EXERCISE PROMPT ▸
Search the entries below for "Література". Report each line where it occurs.
-------------------------
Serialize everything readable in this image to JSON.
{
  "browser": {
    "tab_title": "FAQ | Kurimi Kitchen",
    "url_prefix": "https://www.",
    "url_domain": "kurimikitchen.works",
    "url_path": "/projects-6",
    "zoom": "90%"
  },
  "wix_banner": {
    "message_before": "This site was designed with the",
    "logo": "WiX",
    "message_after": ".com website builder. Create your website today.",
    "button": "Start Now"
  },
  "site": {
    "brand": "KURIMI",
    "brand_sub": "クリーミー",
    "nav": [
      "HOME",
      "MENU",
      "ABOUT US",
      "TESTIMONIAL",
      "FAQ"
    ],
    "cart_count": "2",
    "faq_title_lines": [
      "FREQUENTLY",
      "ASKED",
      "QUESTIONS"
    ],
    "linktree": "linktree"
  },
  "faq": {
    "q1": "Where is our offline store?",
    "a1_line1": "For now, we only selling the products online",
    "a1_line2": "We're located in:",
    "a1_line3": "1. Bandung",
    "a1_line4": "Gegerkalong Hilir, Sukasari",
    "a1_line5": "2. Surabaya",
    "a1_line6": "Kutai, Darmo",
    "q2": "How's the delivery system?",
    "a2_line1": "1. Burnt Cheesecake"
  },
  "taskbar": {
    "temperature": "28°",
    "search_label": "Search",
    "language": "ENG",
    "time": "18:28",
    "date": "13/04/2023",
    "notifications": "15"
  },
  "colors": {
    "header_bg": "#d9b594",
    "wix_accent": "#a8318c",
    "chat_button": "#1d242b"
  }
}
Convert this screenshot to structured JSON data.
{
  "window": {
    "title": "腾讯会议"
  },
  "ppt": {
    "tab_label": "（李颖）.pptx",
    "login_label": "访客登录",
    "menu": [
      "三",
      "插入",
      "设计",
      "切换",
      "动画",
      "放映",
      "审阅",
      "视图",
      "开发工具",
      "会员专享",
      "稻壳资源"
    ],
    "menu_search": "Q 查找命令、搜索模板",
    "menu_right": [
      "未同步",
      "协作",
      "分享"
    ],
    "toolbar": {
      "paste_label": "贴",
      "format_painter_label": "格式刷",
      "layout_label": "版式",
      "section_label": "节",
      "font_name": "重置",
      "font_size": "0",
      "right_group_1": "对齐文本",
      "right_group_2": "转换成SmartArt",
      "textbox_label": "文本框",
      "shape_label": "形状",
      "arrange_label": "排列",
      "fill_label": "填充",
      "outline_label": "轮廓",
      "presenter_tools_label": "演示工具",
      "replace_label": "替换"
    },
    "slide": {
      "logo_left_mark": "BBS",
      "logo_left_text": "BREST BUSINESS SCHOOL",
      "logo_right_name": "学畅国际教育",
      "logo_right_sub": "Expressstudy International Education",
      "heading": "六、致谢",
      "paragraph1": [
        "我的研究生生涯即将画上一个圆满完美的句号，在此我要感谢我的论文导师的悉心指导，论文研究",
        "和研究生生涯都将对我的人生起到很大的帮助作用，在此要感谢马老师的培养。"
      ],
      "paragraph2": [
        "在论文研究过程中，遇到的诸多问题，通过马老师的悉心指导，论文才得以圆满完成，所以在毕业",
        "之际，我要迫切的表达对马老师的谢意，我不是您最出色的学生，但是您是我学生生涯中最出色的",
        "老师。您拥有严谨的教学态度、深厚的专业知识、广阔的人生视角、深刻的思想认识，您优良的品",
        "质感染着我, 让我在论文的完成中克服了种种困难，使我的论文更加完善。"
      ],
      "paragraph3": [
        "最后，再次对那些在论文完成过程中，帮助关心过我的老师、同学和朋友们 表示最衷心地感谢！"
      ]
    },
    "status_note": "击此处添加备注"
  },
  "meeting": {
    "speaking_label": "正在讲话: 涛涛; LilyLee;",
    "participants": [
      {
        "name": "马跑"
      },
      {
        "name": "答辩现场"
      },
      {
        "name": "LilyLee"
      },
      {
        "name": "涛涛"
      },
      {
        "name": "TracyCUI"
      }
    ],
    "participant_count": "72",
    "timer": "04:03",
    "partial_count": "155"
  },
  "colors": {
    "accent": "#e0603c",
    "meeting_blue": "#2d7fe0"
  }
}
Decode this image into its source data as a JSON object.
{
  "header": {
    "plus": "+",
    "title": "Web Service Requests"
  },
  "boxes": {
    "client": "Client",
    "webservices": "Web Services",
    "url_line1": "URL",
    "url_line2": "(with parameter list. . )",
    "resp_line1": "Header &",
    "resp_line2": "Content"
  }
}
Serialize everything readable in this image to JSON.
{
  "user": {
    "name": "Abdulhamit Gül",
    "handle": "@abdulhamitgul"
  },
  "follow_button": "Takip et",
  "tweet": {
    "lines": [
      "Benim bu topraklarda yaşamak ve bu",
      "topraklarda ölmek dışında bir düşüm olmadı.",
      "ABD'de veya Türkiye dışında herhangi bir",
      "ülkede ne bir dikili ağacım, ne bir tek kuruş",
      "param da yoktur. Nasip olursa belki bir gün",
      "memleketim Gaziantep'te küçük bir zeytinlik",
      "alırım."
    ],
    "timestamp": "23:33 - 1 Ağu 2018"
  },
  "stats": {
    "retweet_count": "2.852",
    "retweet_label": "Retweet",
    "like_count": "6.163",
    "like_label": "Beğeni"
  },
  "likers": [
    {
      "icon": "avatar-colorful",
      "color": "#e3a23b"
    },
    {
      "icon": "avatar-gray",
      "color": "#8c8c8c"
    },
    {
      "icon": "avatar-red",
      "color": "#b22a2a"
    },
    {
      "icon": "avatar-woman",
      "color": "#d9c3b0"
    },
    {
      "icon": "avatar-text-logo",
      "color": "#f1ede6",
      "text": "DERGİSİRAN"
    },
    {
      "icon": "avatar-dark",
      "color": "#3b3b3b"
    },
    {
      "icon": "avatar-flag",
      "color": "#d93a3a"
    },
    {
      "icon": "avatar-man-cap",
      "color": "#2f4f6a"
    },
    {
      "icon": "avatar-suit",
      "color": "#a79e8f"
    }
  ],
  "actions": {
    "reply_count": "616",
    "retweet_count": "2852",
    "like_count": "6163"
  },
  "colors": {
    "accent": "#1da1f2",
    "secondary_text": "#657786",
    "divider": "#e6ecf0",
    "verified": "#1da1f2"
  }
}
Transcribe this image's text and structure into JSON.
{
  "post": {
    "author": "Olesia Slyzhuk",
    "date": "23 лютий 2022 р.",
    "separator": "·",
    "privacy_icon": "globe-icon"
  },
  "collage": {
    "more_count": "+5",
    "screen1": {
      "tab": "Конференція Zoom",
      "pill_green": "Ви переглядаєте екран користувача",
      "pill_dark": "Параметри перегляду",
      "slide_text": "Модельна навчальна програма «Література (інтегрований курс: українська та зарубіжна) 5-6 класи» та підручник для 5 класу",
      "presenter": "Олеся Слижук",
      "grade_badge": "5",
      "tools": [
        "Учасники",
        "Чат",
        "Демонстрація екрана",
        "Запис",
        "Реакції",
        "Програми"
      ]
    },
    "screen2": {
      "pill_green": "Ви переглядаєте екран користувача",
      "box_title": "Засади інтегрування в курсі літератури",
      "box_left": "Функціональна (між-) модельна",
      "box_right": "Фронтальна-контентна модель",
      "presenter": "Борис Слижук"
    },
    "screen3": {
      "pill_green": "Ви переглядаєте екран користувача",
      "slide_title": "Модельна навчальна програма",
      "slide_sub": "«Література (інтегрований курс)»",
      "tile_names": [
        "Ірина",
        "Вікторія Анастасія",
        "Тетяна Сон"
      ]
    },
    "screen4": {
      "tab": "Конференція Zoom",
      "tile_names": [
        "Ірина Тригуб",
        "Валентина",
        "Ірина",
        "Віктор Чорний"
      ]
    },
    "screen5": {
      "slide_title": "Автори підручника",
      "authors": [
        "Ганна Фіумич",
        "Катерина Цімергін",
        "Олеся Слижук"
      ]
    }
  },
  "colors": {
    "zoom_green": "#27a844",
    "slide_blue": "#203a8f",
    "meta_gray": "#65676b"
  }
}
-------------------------
RESULT ▸
      "slide_text": "Модельна навчальна програма «Література (інтегрований курс: українська та зарубіжна) 5-6 класи» та підручник для 5 класу",
      "slide_sub": "«Література (інтегрований курс)»",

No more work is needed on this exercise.